Dadam estimated about 30 of the Hands of Hope volunteers were at Pauquette Park on Monday afternoon, and many of them were on the roof.
Hands of Hope is working under the auspices of River of Life Church – where many of the volunteers are staying this week – and the Minnesota-Wisconsin Baptist Convention.
Murphy said plans call for city officials to seek bids for the restroom renovation only.
The project would not change the building’s footprint, he said, but it would entail remodeling the interior of the men’s and women’s restrooms to create one accessible stall in each.
The restroom work is part of a larger project at Pauquette Park, to build a multi-use performing arts pavilion.
The Portage Service Club Association has agreed to raise money to pay the full cost of the pavilion. The group had also originally included creating accessible restrooms in the project, but an opportunity to work on the shelter and restrooms, before the money is raised to start work on the shelter, presented itself to the city’s Parks and Recreation Board late last year.
The service clubs’ group and the Bidwell Foundation had planned to share a portion of the cost of the restroom and shelter project, with the city contributing about $33,000 to the endeavor.
The money and in-kind contributions for the project, including the Hands of Hope labor, would count toward the city’s match for a grant city officials are seeking from the state of Wisconsin, for a system of multi-use trails in Pauquette Park.

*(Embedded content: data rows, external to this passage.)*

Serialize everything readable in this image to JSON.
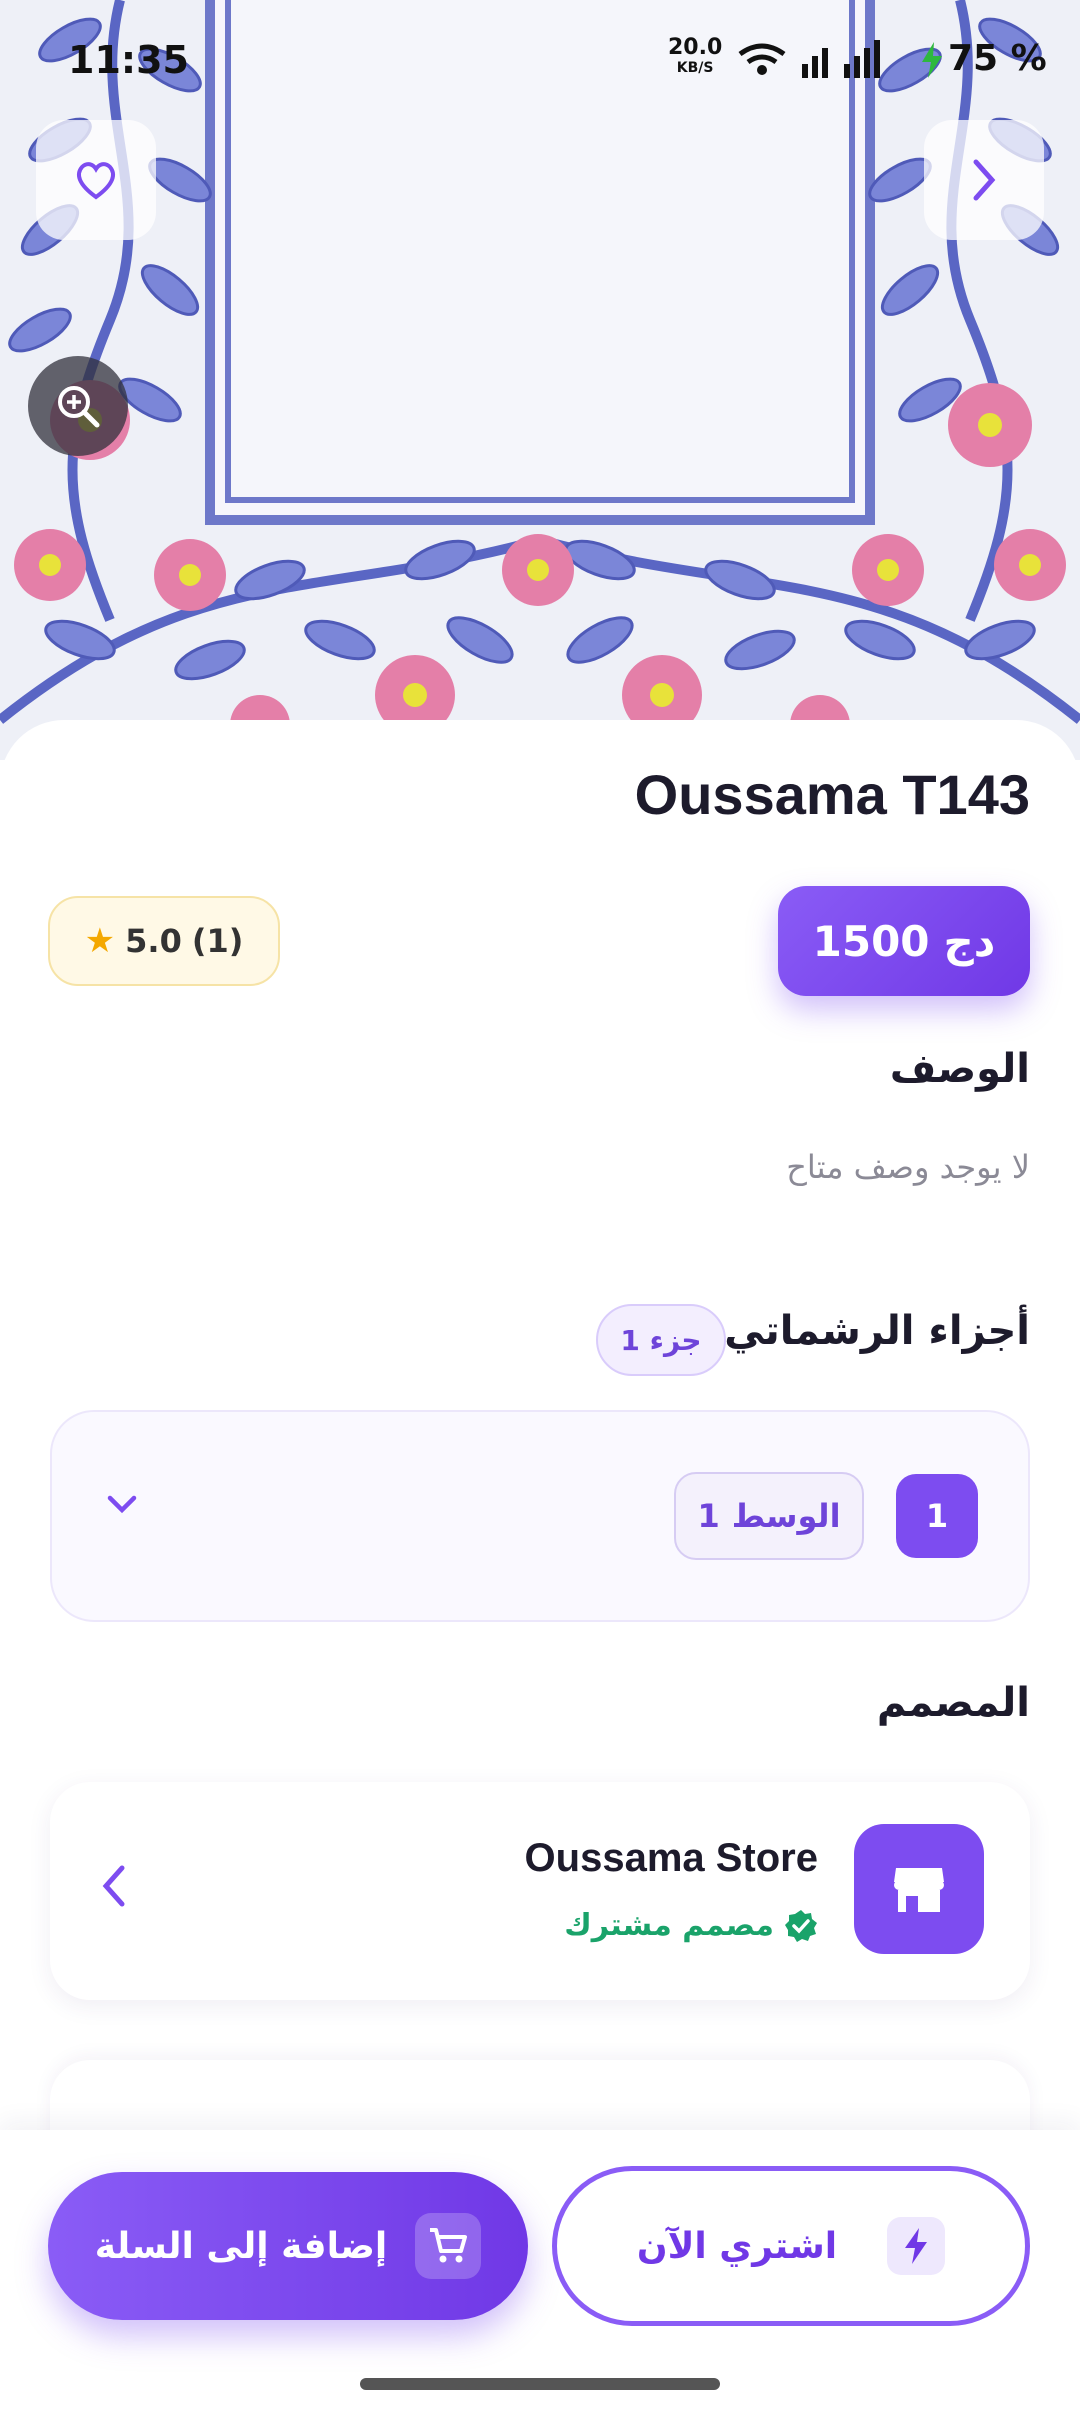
{
  "status_bar": {
    "time": "11:35",
    "net_speed": "20.0",
    "net_unit": "KB/S",
    "battery": "75 %"
  },
  "product": {
    "title": "Oussama T143",
    "price_value": "1500",
    "price_currency": "دج",
    "rating_value": "5.0",
    "rating_count": "(1)"
  },
  "description": {
    "heading": "الوصف",
    "text": "لا يوجد وصف متاح"
  },
  "parts": {
    "heading": "أجزاء الرشماتي",
    "count_badge": "1 جزء",
    "items": [
      {
        "index": "1",
        "label": "الوسط",
        "count": "1"
      }
    ]
  },
  "designer": {
    "heading": "المصمم",
    "name": "Oussama Store",
    "subtitle": "مصمم مشترك"
  },
  "actions": {
    "add_to_cart": "إضافة إلى السلة",
    "buy_now": "اشتري الآن"
  },
  "colors": {
    "accent": "#7d4cf0",
    "verified": "#1aa36a",
    "star": "#f4a800"
  },
  "icons": [
    "heart-icon",
    "chevron-right-icon",
    "zoom-in-icon",
    "chevron-down-icon",
    "store-icon",
    "verified-icon",
    "chevron-left-icon",
    "cart-icon",
    "lightning-icon"
  ]
}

“We’re really grateful to Scott and his group, as well as Bidwell and the PSCA,” Murphy said.